(Problem details)
In the entries that follow, which lines hold the string "title"? List them.
==========
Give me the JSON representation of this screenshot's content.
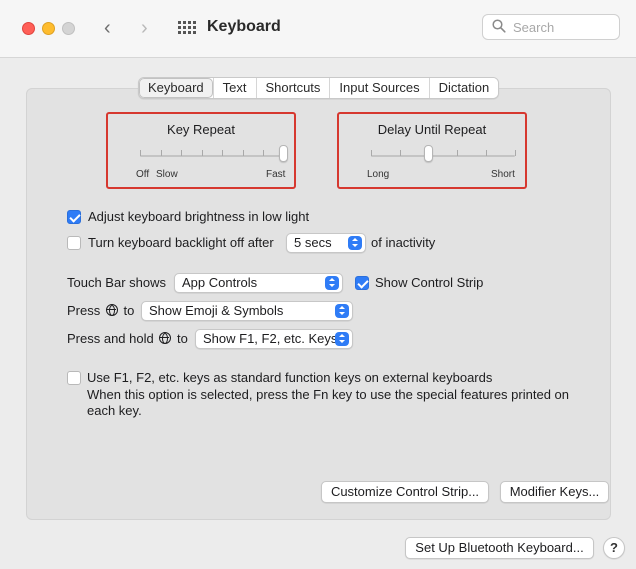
{
  "window": {
    "title": "Keyboard"
  },
  "toolbar": {
    "back_icon": "chevron-left-icon",
    "forward_icon": "chevron-right-icon",
    "grid_icon": "show-all-grid-icon"
  },
  "search": {
    "placeholder": "Search",
    "value": ""
  },
  "tabs": [
    {
      "label": "Keyboard",
      "selected": true
    },
    {
      "label": "Text",
      "selected": false
    },
    {
      "label": "Shortcuts",
      "selected": false
    },
    {
      "label": "Input Sources",
      "selected": false
    },
    {
      "label": "Dictation",
      "selected": false
    }
  ],
  "key_repeat": {
    "title": "Key Repeat",
    "min_label": "Off",
    "slow_label": "Slow",
    "max_label": "Fast",
    "steps": 8,
    "value_step": 7
  },
  "delay_until_repeat": {
    "title": "Delay Until Repeat",
    "min_label": "Long",
    "max_label": "Short",
    "steps": 6,
    "value_step": 2
  },
  "brightness": {
    "label": "Adjust keyboard brightness in low light",
    "checked": true
  },
  "backlight_off": {
    "label_before": "Turn keyboard backlight off after",
    "value": "5 secs",
    "label_after": "of inactivity",
    "checked": false
  },
  "touch_bar": {
    "label": "Touch Bar shows",
    "value": "App Controls",
    "control_strip_label": "Show Control Strip",
    "control_strip_checked": true
  },
  "press_globe": {
    "label_before": "Press",
    "label_after": "to",
    "value": "Show Emoji & Symbols"
  },
  "press_hold_globe": {
    "label_before": "Press and hold",
    "label_after": "to",
    "value": "Show F1, F2, etc. Keys"
  },
  "function_keys": {
    "label": "Use F1, F2, etc. keys as standard function keys on external keyboards",
    "description": "When this option is selected, press the Fn key to use the special features printed on each key.",
    "checked": false
  },
  "buttons": {
    "customize": "Customize Control Strip...",
    "modifier": "Modifier Keys...",
    "bluetooth": "Set Up Bluetooth Keyboard...",
    "help": "?"
  },
  "colors": {
    "accent": "#2f7cf6",
    "highlight_box": "#d6382f"
  }
}
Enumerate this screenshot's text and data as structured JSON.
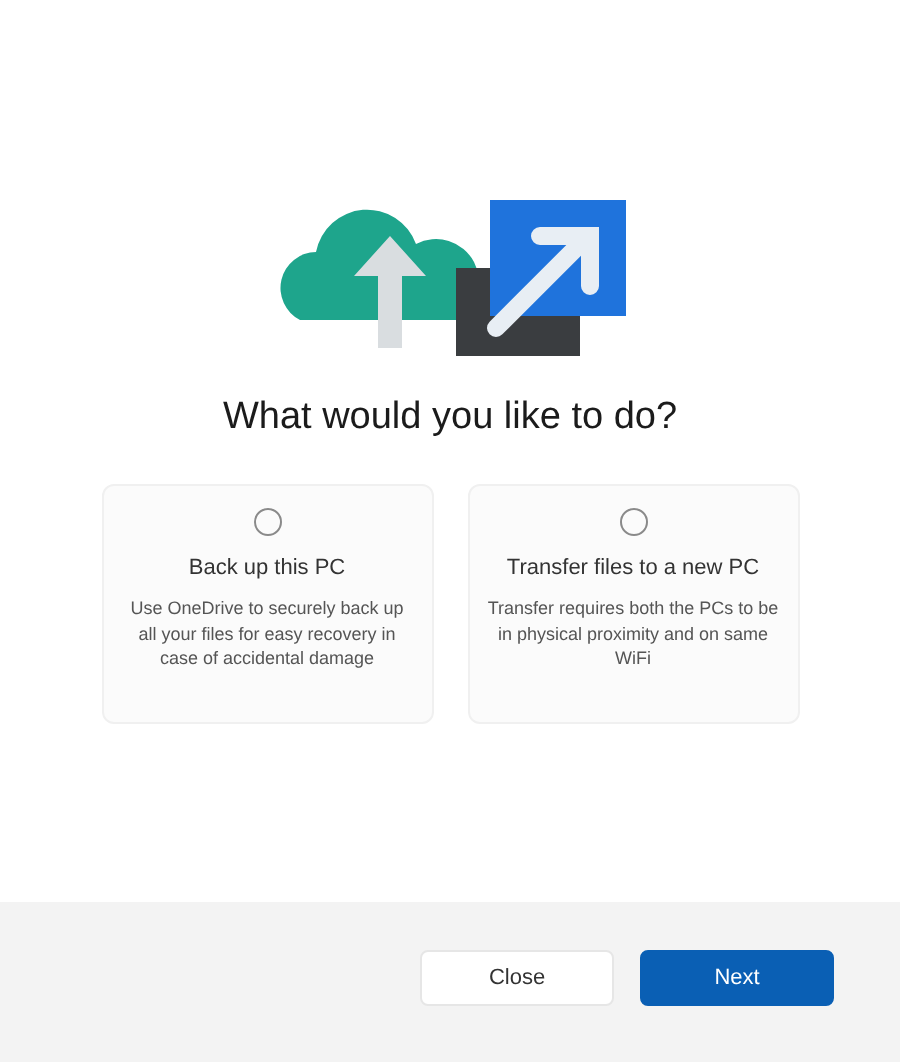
{
  "heading": "What would you like to do?",
  "options": [
    {
      "title": "Back up this PC",
      "description": "Use OneDrive to securely back up all your files for easy recovery in case of accidental damage",
      "selected": false
    },
    {
      "title": "Transfer files to a new PC",
      "description": "Transfer requires both the PCs to be in physical proximity and on same WiFi",
      "selected": false
    }
  ],
  "buttons": [
    {
      "label": "Close",
      "kind": "secondary"
    },
    {
      "label": "Next",
      "kind": "primary"
    }
  ]
}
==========
(Your solution)
    "title": "Keyboard"
    "title": "Key Repeat",
    "title": "Delay Until Repeat",
      "title": "Back up this PC",
      "title": "Transfer files to a new PC",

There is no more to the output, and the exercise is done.